With 231 students currently identifying themselves as ASNS majors and with a high probability of more joining their ranks, the numbers of graduates and transfers and the rates of graduation and transfer should increase significantly in the next two years as the program matures.

 

Part III. Action Plan

Activities planned in support of the ASNS Program are designed to increase enrollment, retention, and successful transfer to a baccalaureate program.  This includes continuing efforts at recruitment, enhanced counseling support, creation of an ASNS newsletter to keep students informed, and various other activities.
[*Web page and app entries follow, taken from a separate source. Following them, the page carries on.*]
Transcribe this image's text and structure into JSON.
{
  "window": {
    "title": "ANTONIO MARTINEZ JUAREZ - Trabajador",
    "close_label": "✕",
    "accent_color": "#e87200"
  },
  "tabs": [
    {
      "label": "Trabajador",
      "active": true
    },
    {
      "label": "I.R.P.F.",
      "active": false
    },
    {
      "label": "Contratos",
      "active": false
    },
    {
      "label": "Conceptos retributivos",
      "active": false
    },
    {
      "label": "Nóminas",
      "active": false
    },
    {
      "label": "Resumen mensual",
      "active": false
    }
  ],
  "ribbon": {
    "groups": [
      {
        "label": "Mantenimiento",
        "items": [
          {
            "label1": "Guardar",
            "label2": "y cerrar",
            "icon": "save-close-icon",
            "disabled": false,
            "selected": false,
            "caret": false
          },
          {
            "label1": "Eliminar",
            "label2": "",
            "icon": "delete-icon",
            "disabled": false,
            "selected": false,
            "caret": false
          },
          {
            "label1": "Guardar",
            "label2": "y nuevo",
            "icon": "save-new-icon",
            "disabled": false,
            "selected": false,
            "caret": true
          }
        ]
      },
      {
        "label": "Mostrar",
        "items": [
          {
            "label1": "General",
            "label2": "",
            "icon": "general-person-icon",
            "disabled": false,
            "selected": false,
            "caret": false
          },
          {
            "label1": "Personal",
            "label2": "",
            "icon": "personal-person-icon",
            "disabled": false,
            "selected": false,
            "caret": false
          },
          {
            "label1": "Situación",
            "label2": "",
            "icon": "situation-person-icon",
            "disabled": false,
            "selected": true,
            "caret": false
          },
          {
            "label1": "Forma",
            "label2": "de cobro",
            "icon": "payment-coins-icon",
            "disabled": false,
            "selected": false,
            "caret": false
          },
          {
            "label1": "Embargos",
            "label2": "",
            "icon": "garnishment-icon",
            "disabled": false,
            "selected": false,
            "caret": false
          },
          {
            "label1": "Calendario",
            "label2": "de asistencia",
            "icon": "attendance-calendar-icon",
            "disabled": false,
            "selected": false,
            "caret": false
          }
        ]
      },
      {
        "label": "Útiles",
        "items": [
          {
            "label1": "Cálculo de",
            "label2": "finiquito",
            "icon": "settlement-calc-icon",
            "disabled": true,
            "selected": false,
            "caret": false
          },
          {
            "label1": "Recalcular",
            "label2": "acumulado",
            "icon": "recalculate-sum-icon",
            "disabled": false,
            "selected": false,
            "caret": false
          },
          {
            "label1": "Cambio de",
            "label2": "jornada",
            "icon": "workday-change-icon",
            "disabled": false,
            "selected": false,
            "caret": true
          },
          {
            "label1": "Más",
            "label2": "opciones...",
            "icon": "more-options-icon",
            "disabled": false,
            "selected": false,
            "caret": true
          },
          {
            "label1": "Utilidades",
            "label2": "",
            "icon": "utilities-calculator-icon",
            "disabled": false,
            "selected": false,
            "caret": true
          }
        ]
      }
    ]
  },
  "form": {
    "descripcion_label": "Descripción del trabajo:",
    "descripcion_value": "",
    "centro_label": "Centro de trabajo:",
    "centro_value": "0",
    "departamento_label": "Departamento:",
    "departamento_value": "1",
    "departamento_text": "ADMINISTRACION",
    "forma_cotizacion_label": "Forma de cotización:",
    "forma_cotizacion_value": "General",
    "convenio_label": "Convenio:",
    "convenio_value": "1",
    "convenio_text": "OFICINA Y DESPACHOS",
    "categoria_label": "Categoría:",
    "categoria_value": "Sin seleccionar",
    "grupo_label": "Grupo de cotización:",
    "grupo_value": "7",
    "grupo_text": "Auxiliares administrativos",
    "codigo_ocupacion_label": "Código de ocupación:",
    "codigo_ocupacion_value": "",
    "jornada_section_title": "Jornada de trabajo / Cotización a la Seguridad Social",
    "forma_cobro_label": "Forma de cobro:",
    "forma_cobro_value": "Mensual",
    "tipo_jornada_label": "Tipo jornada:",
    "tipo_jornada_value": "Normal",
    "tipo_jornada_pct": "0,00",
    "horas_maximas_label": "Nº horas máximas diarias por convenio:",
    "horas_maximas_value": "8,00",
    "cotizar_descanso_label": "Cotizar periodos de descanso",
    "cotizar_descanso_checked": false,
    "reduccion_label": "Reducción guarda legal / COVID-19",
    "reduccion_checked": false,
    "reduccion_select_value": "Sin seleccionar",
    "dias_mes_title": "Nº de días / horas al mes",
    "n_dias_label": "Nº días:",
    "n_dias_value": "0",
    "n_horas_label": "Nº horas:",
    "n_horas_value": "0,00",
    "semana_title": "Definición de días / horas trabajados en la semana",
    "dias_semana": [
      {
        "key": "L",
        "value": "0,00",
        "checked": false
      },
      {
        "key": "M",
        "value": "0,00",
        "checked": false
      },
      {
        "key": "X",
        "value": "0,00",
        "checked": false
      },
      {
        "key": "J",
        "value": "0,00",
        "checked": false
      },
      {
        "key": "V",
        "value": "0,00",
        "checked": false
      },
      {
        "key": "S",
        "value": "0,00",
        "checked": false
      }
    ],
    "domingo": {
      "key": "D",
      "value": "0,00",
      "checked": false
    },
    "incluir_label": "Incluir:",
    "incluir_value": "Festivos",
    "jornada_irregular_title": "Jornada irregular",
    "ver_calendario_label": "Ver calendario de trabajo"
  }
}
Efforts will continue to negotiate with UH Manoa’s CTAHR to develop an appropriate 2-year pathway towards study in those fields.  We will continue to investigate the status of registration problems concerning ASNS students transferring UH Manoa.  Collaborative efforts with the Hawaiian Studies faculty to integrate place-based research in the science curriculum will continue, including a planned outing to Kaho’olawe, continued local service activities at natural and cultural resource sites, and increased collaboration between the Halau’s student services staff and the ASNS Program.

Part IV. Resource Implications

The needs of the ASNS Program are in addition to and encompassing the needs of the Math and Science Division.  This includes facilities upgrades, increased tutoring and peer mentor support, replacement of retiring faculty, increased staffing in high demand courses, and support for maintaining and developing connections to the local community.

The ASNS Program has benefited from the support of the Islands of Opportunity Program, the Halau, and system support to design and implement a consistent peer mentoring and tutoring program for the courses related to the ASNS degree.  Support will be needed to continue this program in the future.

Program Student Learning Outcomes

For the 2012-2013 program year, some or all of the following P-SLOs were reviewed by the program:

Assessed
this year?
Program Student Learning Outcomes

1

No
Analyze effectively

2

No
Communicate scientific ideas and principles clearly and effectively

3

No
Evaluate the aims and methods of science

4

No
Analyze and apply fundamental mathematical, physical, and chemical concepts and techniques to scientific issues

5

No
Analyze and apply fundamental concepts and techniques in their chosen field of study, such as biology, chemistry, geology, engineering, etc.

6

No
Use computer technology to analyze and present experimental results

A) Expected Level Achievement

No content.

B) Courses Assessed

No content.

C) Assessment Strategy/Instrument

No content.

D) Results of Program Assessment

No content.

E) Other Comments

No content.

F) Next Steps

No content.